## PROBLEM REQUIREMENTS:
Across the entries below, tally every line that holds the string "from" and reply with the number only.

## EXERCISE DATA:
++++++++++++++++++++

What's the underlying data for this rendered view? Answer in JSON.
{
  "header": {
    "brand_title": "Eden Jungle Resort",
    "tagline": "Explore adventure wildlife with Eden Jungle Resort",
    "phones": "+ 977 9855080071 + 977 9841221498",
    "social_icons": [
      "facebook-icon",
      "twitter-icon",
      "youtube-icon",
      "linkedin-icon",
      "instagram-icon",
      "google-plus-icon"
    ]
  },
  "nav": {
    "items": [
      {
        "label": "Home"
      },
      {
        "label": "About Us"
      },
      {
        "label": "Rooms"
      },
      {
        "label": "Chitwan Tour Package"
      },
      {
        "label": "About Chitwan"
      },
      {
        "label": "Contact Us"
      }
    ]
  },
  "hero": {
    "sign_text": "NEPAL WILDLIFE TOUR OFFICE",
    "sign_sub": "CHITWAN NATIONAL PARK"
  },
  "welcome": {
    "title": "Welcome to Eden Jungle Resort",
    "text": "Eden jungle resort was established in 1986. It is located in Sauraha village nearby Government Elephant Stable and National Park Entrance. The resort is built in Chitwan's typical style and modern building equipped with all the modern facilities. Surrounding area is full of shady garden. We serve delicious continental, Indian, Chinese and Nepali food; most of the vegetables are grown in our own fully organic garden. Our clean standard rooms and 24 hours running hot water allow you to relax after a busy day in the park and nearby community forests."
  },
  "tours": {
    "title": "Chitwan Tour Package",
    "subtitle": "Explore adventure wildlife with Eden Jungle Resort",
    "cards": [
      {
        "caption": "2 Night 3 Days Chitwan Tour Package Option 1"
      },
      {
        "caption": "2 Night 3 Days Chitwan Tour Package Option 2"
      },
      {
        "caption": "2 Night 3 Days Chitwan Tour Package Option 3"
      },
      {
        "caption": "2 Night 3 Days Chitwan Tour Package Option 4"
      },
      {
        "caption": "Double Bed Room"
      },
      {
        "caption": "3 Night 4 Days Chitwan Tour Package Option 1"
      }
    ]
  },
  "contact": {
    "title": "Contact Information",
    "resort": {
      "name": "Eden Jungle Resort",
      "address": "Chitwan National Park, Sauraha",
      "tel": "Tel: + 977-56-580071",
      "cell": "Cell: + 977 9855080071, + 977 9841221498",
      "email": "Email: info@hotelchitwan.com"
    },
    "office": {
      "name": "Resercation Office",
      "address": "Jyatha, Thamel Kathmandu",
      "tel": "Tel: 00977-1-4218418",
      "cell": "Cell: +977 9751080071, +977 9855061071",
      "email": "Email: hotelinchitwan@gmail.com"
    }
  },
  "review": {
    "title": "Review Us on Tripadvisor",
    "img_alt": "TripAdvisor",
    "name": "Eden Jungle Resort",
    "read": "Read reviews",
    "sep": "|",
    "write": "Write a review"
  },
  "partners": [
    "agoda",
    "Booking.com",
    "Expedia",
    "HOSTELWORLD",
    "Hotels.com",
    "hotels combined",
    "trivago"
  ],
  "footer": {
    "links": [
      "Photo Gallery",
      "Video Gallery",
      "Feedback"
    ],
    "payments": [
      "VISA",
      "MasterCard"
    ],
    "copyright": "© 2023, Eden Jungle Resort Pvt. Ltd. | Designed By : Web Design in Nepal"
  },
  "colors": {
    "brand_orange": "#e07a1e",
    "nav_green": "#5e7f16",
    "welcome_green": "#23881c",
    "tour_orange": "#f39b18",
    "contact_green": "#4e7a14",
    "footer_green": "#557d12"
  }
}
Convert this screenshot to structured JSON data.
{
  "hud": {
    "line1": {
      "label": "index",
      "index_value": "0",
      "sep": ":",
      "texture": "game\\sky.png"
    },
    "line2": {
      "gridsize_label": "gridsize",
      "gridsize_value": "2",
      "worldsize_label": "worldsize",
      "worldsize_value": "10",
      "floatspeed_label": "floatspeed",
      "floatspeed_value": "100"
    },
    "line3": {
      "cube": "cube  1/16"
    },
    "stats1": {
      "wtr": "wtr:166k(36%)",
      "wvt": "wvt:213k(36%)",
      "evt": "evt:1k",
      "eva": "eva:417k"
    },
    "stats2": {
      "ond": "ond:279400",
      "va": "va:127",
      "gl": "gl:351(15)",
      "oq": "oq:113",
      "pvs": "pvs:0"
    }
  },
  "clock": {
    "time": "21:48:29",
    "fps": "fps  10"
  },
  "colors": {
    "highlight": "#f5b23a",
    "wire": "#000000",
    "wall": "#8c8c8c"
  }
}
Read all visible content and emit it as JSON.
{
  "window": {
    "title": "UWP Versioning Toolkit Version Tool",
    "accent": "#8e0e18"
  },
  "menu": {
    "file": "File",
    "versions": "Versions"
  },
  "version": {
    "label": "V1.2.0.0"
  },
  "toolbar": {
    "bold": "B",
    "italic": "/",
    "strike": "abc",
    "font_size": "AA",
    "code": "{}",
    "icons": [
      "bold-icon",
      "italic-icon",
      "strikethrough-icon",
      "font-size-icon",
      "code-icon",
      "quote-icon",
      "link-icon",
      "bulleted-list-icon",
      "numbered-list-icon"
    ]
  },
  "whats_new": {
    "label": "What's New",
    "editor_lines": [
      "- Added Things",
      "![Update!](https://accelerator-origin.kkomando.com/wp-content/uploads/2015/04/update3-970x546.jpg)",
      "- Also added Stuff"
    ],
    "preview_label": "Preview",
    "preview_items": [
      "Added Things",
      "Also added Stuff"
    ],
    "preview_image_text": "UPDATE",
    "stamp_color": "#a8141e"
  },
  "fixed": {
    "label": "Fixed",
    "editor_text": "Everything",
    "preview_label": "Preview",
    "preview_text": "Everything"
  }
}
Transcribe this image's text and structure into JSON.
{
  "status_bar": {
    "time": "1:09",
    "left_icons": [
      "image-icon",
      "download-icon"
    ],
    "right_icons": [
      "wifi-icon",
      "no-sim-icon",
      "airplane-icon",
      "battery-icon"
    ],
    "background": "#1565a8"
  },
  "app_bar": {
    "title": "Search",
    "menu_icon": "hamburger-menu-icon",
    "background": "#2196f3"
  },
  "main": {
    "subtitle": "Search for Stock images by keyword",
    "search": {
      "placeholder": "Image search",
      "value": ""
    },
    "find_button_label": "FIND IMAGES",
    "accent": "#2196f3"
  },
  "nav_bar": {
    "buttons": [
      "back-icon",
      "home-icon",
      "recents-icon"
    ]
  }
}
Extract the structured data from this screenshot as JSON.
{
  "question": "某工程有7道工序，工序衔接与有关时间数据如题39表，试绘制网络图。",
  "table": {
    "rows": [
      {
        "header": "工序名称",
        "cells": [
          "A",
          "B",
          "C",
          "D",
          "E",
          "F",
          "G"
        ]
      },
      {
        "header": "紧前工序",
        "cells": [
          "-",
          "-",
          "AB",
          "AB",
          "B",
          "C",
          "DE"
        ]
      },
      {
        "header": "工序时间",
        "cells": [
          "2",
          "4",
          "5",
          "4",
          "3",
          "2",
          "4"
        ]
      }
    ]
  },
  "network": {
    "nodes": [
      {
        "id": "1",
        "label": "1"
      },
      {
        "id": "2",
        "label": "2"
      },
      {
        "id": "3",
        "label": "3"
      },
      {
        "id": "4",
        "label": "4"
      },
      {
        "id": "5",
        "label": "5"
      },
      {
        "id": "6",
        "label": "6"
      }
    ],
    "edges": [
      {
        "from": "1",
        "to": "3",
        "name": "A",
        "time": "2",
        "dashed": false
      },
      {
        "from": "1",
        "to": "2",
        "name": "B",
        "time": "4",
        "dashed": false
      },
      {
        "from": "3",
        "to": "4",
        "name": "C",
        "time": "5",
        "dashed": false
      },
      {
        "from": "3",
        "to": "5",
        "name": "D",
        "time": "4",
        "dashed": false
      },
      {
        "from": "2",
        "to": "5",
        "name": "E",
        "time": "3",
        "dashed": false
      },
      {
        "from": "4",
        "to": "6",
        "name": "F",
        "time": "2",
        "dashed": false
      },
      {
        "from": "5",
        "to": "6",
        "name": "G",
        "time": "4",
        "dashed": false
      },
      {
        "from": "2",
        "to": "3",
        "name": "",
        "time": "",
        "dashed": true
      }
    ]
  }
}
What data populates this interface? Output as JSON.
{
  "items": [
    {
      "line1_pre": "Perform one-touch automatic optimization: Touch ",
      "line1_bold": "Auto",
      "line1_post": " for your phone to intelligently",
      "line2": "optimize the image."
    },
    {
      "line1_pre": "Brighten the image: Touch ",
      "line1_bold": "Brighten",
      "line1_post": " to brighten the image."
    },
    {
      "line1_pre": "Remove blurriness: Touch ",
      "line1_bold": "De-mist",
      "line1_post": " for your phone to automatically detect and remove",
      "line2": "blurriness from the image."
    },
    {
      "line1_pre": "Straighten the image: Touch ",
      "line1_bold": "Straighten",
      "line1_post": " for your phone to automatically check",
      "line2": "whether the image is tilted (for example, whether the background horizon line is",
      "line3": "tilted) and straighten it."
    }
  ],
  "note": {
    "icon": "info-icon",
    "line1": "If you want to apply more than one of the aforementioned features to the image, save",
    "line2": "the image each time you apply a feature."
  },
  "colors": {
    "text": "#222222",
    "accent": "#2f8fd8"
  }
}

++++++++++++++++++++

## SOLUTION TO THE EXERCISE:
10